Activity — Send back the data below exactly. Drop every picture.

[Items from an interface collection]
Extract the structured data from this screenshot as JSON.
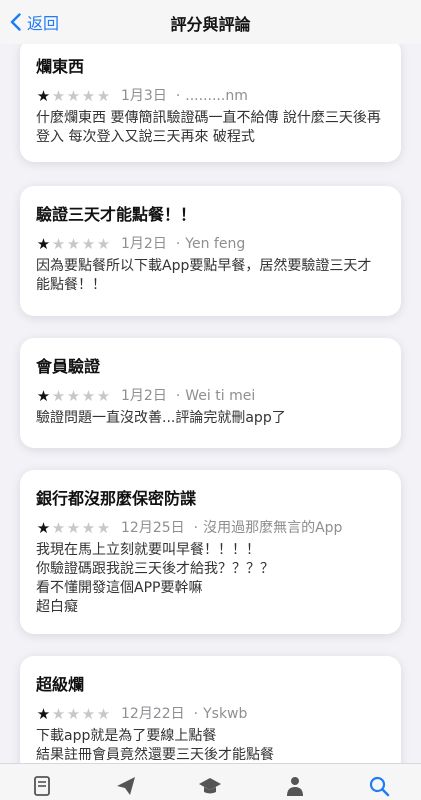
{
  "navbar": {
    "back_label": "返回",
    "title": "評分與評論"
  },
  "reviews": [
    {
      "title": "爛東西",
      "stars": 1,
      "date": "1月3日",
      "author": ".........nm",
      "text": "什麼爛東西 要傳簡訊驗證碼一直不給傳 說什麼三天後再登入 每次登入又說三天再來 破程式"
    },
    {
      "title": "驗證三天才能點餐！！",
      "stars": 1,
      "date": "1月2日",
      "author": "Yen feng",
      "text": "因為要點餐所以下載App要點早餐，居然要驗證三天才能點餐！！"
    },
    {
      "title": "會員驗證",
      "stars": 1,
      "date": "1月2日",
      "author": "Wei ti mei",
      "text": "驗證問題一直沒改善...評論完就刪app了"
    },
    {
      "title": "銀行都沒那麼保密防諜",
      "stars": 1,
      "date": "12月25日",
      "author": "沒用過那麼無言的App",
      "text": "我現在馬上立刻就要叫早餐！！！！\n你驗證碼跟我說三天後才給我？？？？\n看不懂開發這個APP要幹嘛\n超白癡"
    },
    {
      "title": "超級爛",
      "stars": 1,
      "date": "12月22日",
      "author": "Yskwb",
      "text": "下載app就是為了要線上點餐\n結果註冊會員竟然還要三天後才能點餐\n也太不方便了吧"
    }
  ],
  "tabbar": {
    "icons": [
      "document-icon",
      "paper-plane-icon",
      "graduation-cap-icon",
      "person-icon",
      "search-icon"
    ]
  },
  "colors": {
    "accent": "#1f7cf5",
    "background": "#f2f2f7",
    "star_filled": "#111111",
    "star_empty": "#c8c8cc"
  }
}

Solved problem —
Extract the structured data from this screenshot as JSON.
{
  "navbar": {
    "back_label": "返回",
    "title": "評分與評論"
  },
  "reviews": [
    {
      "title": "爛東西",
      "stars": 1,
      "date": "1月3日",
      "author": ".........nm",
      "text": "什麼爛東西 要傳簡訊驗證碼一直不給傳 說什麼三天後再登入 每次登入又說三天再來 破程式"
    },
    {
      "title": "驗證三天才能點餐！！",
      "stars": 1,
      "date": "1月2日",
      "author": "Yen feng",
      "text": "因為要點餐所以下載App要點早餐，居然要驗證三天才能點餐！！"
    },
    {
      "title": "會員驗證",
      "stars": 1,
      "date": "1月2日",
      "author": "Wei ti mei",
      "text": "驗證問題一直沒改善...評論完就刪app了"
    },
    {
      "title": "銀行都沒那麼保密防諜",
      "stars": 1,
      "date": "12月25日",
      "author": "沒用過那麼無言的App",
      "text": "我現在馬上立刻就要叫早餐！！！！\n你驗證碼跟我說三天後才給我？？？？\n看不懂開發這個APP要幹嘛\n超白癡"
    },
    {
      "title": "超級爛",
      "stars": 1,
      "date": "12月22日",
      "author": "Yskwb",
      "text": "下載app就是為了要線上點餐\n結果註冊會員竟然還要三天後才能點餐\n也太不方便了吧"
    }
  ],
  "tabbar": {
    "icons": [
      "document-icon",
      "paper-plane-icon",
      "graduation-cap-icon",
      "person-icon",
      "search-icon"
    ]
  },
  "colors": {
    "accent": "#1f7cf5",
    "background": "#f2f2f7",
    "star_filled": "#111111",
    "star_empty": "#c8c8cc"
  }
}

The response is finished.